+++ INPUT +++

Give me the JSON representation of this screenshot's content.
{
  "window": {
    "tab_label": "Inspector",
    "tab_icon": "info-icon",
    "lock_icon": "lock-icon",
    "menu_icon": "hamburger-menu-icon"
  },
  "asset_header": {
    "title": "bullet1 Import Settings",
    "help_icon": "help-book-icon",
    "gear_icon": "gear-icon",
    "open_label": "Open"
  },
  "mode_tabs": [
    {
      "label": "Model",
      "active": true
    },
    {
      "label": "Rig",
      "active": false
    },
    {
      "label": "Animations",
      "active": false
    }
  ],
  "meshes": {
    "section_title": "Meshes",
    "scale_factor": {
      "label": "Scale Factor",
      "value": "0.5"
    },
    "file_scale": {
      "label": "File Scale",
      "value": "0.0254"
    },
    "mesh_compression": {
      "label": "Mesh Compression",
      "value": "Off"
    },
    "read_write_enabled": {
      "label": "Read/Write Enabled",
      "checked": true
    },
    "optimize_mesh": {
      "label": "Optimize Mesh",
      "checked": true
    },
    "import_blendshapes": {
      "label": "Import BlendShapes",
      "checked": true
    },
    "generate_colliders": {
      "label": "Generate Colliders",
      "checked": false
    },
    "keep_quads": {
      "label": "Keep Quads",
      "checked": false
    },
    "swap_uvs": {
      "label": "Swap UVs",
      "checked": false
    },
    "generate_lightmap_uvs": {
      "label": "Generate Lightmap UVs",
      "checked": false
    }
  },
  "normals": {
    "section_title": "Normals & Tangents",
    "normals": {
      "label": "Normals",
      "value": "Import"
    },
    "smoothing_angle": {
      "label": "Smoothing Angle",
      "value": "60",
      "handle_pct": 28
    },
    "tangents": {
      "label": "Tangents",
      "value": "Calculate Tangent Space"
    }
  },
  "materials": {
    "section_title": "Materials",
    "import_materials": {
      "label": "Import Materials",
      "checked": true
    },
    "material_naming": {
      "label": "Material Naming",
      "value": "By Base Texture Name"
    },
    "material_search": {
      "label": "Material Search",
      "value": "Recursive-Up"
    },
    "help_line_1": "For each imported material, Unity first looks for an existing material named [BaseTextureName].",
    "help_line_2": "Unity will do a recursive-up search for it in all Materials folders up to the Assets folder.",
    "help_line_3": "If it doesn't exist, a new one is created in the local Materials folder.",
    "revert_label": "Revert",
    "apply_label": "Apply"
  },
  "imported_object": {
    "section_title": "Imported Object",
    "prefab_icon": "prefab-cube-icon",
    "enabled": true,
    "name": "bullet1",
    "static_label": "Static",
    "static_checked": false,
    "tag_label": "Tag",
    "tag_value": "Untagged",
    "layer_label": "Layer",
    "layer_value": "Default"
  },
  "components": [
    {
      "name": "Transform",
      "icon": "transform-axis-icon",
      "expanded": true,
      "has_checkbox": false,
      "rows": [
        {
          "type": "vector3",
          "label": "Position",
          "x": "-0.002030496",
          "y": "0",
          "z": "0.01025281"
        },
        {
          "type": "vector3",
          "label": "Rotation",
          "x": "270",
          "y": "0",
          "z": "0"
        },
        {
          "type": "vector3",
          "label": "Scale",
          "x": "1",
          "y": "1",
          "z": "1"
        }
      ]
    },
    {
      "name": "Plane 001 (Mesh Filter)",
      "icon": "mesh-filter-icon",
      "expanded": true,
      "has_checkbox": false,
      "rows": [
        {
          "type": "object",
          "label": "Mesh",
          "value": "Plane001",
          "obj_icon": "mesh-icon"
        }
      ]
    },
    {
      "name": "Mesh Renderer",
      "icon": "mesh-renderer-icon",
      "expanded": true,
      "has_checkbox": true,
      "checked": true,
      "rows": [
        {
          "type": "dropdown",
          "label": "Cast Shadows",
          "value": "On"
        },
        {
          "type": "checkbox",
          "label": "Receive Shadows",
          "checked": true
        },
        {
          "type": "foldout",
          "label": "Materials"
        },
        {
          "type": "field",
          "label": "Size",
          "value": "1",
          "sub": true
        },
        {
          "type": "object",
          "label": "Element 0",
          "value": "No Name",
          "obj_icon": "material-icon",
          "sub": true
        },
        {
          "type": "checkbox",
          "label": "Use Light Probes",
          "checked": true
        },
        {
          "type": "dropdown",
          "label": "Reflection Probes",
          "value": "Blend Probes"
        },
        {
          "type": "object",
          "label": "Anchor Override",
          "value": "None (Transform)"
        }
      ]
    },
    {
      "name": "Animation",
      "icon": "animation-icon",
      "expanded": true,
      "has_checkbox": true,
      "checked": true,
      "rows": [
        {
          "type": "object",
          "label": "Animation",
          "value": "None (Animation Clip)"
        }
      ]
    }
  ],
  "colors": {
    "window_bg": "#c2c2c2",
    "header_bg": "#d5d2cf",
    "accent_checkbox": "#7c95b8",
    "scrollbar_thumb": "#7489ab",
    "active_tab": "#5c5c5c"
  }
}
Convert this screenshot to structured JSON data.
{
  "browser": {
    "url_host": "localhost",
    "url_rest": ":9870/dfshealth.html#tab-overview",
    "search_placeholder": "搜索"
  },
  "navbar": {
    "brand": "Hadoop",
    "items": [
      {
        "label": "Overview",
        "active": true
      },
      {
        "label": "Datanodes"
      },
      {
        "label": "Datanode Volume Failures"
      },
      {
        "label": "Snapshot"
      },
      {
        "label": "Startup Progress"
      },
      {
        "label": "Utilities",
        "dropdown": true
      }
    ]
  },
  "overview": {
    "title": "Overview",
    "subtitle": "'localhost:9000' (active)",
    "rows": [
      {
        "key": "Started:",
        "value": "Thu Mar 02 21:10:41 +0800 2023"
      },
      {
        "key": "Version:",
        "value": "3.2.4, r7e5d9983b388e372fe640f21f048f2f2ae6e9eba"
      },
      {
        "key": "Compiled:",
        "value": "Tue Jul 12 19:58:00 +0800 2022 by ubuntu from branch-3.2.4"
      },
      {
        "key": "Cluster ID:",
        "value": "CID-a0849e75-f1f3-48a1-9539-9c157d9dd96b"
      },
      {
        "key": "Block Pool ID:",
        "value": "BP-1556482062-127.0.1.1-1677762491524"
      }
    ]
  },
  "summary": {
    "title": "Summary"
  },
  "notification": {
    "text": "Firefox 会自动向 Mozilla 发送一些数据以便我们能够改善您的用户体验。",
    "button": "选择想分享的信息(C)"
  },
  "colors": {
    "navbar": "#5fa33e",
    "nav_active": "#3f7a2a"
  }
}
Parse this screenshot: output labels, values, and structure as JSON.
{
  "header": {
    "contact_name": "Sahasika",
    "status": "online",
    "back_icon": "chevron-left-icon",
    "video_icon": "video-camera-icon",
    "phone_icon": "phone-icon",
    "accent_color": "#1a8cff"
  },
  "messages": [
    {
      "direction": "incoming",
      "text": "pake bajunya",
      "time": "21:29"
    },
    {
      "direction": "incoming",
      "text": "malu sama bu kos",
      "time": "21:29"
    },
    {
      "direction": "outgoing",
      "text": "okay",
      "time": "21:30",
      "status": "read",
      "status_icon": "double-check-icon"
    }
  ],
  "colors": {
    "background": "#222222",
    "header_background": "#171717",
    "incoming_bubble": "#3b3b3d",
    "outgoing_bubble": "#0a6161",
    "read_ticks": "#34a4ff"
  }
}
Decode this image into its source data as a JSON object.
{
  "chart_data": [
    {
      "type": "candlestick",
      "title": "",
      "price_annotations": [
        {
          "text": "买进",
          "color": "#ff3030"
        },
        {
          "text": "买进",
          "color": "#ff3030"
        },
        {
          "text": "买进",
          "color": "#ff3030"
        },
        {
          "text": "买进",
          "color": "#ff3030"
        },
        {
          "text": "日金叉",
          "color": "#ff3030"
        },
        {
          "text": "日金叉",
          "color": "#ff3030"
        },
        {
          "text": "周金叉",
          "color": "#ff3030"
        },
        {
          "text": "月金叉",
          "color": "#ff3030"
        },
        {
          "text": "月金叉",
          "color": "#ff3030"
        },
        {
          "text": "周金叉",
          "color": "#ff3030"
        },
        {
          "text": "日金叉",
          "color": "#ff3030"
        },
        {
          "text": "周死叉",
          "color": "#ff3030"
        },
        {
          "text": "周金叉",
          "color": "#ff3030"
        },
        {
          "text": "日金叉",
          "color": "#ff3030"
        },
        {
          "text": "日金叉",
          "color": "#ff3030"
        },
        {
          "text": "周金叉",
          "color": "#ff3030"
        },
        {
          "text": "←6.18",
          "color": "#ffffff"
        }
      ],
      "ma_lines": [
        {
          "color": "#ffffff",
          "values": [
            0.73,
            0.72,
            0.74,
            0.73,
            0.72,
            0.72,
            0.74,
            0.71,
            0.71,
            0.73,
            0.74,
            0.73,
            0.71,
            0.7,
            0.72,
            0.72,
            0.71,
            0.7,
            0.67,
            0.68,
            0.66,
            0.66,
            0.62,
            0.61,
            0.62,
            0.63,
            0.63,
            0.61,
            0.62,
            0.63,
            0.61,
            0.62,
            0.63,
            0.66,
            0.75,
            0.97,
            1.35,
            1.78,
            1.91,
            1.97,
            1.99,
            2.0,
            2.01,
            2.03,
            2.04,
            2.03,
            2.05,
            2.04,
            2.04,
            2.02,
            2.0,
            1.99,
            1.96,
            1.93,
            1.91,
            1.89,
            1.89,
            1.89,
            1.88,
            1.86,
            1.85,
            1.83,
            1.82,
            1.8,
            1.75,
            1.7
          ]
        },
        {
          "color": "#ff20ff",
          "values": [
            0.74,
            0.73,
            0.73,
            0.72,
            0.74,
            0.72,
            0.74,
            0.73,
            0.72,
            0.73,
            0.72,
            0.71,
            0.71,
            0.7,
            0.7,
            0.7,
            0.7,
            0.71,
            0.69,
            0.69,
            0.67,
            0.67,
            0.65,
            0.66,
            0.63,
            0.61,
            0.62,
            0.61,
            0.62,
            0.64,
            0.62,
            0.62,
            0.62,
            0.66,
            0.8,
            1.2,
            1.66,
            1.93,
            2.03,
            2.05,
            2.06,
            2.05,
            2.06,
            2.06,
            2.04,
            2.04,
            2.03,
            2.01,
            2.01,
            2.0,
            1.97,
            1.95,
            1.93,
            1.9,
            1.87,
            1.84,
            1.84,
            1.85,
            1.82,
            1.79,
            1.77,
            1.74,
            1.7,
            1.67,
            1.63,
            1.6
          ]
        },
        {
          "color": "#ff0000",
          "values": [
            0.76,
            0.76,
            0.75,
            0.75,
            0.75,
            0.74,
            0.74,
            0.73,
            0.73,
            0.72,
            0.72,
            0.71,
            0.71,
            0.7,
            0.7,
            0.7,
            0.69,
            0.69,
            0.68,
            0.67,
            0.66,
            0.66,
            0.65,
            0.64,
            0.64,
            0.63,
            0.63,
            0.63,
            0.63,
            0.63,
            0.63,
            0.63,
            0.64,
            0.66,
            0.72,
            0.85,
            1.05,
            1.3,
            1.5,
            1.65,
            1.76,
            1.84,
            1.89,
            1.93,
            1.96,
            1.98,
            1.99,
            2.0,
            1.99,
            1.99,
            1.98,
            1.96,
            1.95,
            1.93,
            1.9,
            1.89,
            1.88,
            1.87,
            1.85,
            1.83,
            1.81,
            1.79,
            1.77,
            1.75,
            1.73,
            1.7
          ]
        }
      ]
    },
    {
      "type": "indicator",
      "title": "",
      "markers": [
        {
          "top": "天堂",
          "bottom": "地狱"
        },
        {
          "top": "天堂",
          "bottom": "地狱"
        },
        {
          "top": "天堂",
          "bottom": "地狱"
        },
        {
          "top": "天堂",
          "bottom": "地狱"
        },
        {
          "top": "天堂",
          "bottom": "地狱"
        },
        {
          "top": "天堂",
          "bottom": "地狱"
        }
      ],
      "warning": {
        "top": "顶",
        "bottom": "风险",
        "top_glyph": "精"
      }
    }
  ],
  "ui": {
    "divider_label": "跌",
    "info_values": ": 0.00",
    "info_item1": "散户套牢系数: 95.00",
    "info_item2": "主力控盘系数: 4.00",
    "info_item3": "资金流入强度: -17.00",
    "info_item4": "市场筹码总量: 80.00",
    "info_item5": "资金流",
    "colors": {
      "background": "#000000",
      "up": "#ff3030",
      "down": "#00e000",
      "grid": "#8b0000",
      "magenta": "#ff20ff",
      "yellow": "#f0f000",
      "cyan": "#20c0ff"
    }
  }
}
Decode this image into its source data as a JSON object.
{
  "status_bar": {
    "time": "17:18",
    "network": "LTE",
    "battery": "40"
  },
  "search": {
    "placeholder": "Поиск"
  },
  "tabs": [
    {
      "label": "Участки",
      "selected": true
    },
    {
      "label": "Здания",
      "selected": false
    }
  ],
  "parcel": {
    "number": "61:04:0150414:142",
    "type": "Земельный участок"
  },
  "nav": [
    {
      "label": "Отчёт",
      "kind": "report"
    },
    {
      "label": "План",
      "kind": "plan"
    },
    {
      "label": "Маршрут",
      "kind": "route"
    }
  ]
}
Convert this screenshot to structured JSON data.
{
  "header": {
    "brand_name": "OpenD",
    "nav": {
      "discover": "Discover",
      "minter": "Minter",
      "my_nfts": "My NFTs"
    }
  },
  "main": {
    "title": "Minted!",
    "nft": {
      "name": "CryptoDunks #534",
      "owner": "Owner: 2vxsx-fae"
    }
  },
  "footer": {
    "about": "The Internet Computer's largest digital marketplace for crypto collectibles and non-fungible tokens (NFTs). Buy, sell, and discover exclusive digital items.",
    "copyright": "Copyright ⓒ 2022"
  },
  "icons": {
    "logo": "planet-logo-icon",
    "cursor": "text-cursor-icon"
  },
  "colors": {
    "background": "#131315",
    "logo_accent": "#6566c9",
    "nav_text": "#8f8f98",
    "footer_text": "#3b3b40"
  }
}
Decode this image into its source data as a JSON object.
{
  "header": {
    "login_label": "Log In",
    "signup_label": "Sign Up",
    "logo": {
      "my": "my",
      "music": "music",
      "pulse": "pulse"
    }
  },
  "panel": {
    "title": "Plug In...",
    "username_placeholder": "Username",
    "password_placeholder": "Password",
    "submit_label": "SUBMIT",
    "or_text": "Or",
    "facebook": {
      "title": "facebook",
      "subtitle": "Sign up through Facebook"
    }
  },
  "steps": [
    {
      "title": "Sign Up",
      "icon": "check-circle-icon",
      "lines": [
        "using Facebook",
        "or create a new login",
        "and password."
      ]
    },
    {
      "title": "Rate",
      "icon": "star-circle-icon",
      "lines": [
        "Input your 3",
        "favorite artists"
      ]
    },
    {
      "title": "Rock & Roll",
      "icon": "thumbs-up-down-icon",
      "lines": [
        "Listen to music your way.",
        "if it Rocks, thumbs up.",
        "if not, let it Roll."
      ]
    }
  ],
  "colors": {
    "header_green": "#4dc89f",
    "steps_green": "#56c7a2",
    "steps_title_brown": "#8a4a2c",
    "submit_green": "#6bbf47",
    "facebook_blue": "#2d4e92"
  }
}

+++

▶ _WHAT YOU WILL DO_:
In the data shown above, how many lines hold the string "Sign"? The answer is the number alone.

▶ _ANSWER TO THE PROBLEM_:
3